This is an appendix for the neighbors section of the page.
Derive offset-grid neighbor formula
First, be sure you understand the cube neighbor algorithm. There are six neighbors, and each increments one axis by 1 and decrements a different axis by 1, thus preserving the
q + r + s = 0 constraint.
For each of the six directions, we have
Δs. The key idea here is that we’ll start with
col, row coordinates from the offset grid, convert them into cube coordinates
q, r, s, then add
Δr, Δs, then convert back into offset coordinates
col, row. This general principle works for all the algorithms on the page.
I’ll show how this works for a single offset grid type, “even-q”: These are the coordinate conversions for “even-q”, from the conversions section:
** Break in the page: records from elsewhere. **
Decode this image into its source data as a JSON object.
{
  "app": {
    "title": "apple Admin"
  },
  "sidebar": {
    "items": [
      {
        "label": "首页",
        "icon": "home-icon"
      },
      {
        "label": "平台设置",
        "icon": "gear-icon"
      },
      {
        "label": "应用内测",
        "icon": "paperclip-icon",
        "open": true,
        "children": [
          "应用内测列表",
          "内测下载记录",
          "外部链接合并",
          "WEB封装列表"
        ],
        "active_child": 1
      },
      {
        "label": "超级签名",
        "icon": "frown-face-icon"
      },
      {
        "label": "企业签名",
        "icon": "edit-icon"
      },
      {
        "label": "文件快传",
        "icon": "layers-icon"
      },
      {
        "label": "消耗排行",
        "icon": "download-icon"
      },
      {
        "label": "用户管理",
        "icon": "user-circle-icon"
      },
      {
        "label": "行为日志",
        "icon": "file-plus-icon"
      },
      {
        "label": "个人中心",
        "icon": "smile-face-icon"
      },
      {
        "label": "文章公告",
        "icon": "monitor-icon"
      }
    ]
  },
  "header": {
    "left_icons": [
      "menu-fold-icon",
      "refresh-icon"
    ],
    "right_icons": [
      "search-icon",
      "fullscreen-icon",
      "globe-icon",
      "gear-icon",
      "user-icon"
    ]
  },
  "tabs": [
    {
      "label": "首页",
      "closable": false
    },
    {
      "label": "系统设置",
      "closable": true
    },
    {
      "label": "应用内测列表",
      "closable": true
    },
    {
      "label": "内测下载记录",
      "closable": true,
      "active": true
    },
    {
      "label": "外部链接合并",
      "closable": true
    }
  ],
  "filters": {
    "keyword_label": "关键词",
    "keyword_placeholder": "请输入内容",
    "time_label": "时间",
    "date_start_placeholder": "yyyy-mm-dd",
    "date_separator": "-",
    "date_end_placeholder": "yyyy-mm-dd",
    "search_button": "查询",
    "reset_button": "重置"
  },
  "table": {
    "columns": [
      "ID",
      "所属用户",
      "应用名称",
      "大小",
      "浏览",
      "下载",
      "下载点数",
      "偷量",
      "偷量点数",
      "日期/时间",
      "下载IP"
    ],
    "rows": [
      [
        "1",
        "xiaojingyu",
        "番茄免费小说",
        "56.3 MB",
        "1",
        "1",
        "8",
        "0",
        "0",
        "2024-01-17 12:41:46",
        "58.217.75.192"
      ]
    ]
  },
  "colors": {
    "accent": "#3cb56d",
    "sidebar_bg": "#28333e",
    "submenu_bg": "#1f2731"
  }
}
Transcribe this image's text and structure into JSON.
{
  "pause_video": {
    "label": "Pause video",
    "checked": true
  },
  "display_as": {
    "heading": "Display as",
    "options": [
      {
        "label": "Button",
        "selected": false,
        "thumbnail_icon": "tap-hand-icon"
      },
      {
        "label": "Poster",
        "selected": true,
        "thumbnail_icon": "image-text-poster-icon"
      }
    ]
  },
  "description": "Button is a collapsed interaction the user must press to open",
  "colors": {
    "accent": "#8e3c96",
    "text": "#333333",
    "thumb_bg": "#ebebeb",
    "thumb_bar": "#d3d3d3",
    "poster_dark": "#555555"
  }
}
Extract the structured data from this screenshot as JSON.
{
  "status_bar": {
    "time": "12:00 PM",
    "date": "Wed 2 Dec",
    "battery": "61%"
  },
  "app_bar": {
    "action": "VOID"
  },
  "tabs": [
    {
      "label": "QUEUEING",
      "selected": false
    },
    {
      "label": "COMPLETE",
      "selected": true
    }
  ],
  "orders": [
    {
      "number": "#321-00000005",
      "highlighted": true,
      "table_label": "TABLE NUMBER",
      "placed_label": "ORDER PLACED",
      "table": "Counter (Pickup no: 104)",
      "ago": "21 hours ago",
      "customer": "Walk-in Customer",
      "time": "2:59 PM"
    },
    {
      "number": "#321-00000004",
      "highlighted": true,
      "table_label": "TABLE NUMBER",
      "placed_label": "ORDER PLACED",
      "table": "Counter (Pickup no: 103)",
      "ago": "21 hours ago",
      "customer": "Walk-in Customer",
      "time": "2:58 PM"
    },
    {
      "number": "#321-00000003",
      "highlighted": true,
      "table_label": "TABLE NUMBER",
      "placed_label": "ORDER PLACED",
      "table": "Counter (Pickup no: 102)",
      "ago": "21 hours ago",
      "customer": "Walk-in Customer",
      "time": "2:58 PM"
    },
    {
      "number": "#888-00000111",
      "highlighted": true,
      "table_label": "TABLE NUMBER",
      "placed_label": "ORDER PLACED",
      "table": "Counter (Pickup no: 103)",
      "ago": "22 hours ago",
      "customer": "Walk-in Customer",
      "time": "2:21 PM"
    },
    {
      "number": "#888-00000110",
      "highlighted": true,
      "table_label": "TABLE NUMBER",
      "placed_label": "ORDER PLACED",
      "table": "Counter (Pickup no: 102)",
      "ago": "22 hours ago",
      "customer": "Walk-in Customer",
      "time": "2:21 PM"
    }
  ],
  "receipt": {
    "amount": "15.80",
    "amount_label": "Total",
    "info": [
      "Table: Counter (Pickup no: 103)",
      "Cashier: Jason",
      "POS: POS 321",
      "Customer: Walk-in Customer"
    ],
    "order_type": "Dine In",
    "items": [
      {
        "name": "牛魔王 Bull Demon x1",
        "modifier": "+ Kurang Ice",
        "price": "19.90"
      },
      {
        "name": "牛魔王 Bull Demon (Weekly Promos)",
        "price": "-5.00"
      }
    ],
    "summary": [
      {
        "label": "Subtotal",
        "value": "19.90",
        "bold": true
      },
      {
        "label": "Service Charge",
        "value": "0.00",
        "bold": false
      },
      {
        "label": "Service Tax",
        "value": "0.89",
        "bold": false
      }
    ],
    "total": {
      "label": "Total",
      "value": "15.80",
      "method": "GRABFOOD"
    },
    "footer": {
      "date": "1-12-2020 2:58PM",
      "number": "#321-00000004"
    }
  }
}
# convert cube to even-q offset col = q row = r + (q + (q&1)) / 2 # convert even-q offset to cube q = col r = row - (col + (col&1)) / 2 s = -q-r
I’m only going to show this for a single direction, northeast, with
Δq = +1, Δr = -1, Δs = 0:
# (1) convert even-q offset to cube coords: q = col r = row - (col + (col&1)) / 2 s = -q-r # (2) apply Δq, Δr, Δs: q' = q + 1 r' = r - 1 s' = s # (3) substitute eq (1) into eq (2): q' = col + 1 r' = row - (col + (col&1)) / 2 - 1 s' = -q'-r' # (4) convert back into even-q coords: col' = q' row' = r' + (q' + (q'&1)) / 2 # (5) substitute eq (3) into eq (4) col' = col + 1 row' = row - ( col + (col&1)) / 2 - 1 + (col + 1 + ((col + 1)&1)) / 2 = row + (-col - (col&1) - 2) / 2 + (col + 1 + (1 - (col&1))) / 2 = row + (-col - (col&1) - 2 + col + 1 + 1 - (col&1)) / 2 = row + ( -2 * (col&1)) / 2 = row - (col&1)
So that’s it! We’ve worked through some math and it simplifies down to
col' = col + 1 and
row' = row -
(col&1). (For this case,
s doesn’t play a role, but it does in other situations.) That’s just for one direction, and only for even-q offset grids, but that’s how it works. For those of you who are compiler/language enthusiasts, this is defining
cube_neighbors(evenq_to_cube(H))), then inlining all that code and greatly simplifying. It’s the type of work an compiler optimizer would do for you.
You can either work through all the cases, or you can perform the conversions at runtime (which likely will be optimized out by your compiler), or you can precalculate everything and put the results into lookup tables. I used lookup tables for my last game.